We had a group of Hispanic women from Esperanza Threads, and they started making cloth masks that everyone could wear. They made St. Vincent Charity more than 2,000 masks. And then, of course, the CDC mandated masks and cloth masks were not to be worn in clinical areas so we had to adjust again!
In addition to the daily challenges of providing patient care and trying to keep our staff safe, financially, for the hospital, it’s been devastating. We were required to stop all surgeries on March 17 of 2020, and surgery is how St. Vincent Charity gets the bulk of the revenue to support our other programs that are not self-sustaining. We do a lot of addiction treatment services which are critical for our community and reimbursement for these services does not come close to covering their cost. One month without surgeries costs us about $3 million per month. Annually that would cost us $36 million.

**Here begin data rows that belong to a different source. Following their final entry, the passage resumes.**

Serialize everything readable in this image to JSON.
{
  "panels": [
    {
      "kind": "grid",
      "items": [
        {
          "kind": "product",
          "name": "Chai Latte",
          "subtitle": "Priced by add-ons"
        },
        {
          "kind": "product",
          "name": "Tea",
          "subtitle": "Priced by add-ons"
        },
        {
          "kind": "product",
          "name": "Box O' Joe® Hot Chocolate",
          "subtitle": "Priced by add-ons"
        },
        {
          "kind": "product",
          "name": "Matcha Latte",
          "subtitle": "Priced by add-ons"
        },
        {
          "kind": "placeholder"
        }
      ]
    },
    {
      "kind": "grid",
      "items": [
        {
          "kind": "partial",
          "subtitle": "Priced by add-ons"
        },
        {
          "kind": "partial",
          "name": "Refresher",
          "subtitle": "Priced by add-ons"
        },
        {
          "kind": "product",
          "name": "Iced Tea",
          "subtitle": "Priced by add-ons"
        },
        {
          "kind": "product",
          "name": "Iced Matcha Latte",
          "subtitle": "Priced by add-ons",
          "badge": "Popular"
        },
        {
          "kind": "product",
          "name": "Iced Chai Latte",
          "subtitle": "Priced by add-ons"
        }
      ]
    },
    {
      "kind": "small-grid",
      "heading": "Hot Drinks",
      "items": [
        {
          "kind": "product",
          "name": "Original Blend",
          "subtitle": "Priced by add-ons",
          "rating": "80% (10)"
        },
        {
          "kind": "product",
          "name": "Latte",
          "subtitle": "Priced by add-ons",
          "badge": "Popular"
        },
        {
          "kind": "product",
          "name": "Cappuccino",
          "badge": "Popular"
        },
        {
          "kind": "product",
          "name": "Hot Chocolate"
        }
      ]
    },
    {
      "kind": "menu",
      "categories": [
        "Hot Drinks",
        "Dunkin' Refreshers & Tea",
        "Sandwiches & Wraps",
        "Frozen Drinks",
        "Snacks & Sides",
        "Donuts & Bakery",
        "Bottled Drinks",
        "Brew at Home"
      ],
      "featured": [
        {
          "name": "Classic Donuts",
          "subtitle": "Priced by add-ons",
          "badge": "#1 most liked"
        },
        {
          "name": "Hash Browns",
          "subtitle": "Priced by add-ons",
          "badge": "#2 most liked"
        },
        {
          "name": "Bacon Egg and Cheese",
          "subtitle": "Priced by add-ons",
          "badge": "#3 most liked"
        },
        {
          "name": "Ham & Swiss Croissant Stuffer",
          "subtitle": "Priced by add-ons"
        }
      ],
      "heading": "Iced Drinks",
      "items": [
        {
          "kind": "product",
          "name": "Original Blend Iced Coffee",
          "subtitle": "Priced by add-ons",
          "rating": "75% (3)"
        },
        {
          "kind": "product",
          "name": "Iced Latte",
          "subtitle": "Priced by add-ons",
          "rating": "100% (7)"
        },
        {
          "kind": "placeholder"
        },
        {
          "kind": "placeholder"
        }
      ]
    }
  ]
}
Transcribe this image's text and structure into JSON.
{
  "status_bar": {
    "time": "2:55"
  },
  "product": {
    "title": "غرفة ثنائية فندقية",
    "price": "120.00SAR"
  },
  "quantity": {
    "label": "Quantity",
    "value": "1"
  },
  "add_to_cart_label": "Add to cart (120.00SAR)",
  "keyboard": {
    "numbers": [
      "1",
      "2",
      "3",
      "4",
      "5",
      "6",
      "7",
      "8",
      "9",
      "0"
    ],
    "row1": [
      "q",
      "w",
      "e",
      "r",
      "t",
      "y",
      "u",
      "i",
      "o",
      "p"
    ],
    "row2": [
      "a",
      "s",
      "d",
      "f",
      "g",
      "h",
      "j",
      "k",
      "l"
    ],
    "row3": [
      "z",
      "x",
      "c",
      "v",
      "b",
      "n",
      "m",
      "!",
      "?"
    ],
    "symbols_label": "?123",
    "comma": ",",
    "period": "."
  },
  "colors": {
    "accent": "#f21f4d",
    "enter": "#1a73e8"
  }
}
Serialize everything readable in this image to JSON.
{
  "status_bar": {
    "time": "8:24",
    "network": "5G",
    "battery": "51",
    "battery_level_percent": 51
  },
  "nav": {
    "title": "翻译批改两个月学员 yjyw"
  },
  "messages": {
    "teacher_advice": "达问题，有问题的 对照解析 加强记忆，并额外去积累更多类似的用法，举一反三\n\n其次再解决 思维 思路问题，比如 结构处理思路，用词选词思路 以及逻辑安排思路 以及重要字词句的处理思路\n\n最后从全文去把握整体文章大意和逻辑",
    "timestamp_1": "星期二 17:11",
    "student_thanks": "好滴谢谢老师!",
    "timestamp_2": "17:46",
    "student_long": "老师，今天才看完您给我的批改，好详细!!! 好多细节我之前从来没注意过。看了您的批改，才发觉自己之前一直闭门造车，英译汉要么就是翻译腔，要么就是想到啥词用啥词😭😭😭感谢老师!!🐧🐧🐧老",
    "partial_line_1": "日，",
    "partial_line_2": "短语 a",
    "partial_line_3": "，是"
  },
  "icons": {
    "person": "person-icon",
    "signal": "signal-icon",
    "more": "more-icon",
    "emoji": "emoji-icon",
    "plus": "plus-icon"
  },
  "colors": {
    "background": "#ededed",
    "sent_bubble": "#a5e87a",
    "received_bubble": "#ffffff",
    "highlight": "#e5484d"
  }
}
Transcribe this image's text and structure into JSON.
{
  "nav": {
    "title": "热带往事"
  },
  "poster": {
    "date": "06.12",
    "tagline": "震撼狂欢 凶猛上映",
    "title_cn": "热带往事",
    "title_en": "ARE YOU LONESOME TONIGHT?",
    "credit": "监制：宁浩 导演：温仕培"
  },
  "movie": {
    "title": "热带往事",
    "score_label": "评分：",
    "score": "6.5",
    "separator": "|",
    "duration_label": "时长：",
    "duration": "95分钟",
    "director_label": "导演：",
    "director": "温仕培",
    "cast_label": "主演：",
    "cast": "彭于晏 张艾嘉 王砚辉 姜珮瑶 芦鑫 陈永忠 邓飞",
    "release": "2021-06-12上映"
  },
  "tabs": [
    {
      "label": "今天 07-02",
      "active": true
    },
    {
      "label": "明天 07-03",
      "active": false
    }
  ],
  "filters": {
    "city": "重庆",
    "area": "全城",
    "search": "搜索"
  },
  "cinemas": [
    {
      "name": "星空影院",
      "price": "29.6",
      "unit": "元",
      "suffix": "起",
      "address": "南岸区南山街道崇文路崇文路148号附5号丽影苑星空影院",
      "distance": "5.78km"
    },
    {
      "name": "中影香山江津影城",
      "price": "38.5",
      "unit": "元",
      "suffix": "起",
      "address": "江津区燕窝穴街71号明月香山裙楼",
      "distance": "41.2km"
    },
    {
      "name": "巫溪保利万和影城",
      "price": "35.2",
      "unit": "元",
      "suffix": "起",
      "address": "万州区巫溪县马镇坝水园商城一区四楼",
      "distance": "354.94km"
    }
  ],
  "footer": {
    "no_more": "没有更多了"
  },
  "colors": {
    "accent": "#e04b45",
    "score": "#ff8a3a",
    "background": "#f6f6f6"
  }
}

Even after elective surgeries became possible again, volumes never returned to 2019 levels. People were afraid to come to the hospital for fear of catching COVID. That’s understandable. And then once we got the vaccine, people decided to delay surgery until they were vaccinated. That’s understandable, too. But I read that by the end of this year, about 50 percent of American hospitals will be in negative cash flow. So there will be even more hardship in the future as we work to dig ourselves out of this.
But we’re still serving our community and celebrating what I call “miracle moments.”
Finding Miracle Moments
When we had to close the hospital to visitors people from the community couldn’t come to our cafeteria any more for food. That’s a hardship because the hospital is one of the only places in the neighborhood for a warm, home style affordable meal. The average per capita income in our part of Cleveland is $9,000 a year. So our chefs created a concept called Mission Kitchen. Caregivers can order food online and proceeds go toward hot meals delivered to people in the neighborhood. Since February 21, 2021 our chefs have provided more than 350 hot meals to the community.
We also created a fund so that our employees, some of whom we had to furlough, could get help with rent and food. Many of our own staff have donated to the fund for their fellow caregivers. Some even gave their stimulus checks to the fund. The fund for our employees facing hardship has reached almost $60,000.
In the beginning of the pandemic when fear was at an all-time high and people were scared to possibly bring COVID home to their families, the two Sisters who still live in the hospital’s convent opened their doors to staff as a place to stay. Many of our medical residents who were doing rotations in the COVID unit stayed in the convent for short periods of time.
We’re working hard to ensure that our community is vaccinated. We have given more than 10,000 doses of the vaccine.
And we didn’t lose any staff members to this disease, and most of our patients fared well. We were blessed in that way.
It is a very scary disease. It was unbelievable, the strain that it put on our entire staff. But the beautiful sense of strength and camaraderies that we created here, that was something to behold. And I will always be grateful that I was able to be here, and to lead through it. The people who lived through this are never going to forget it, or the people they worked with.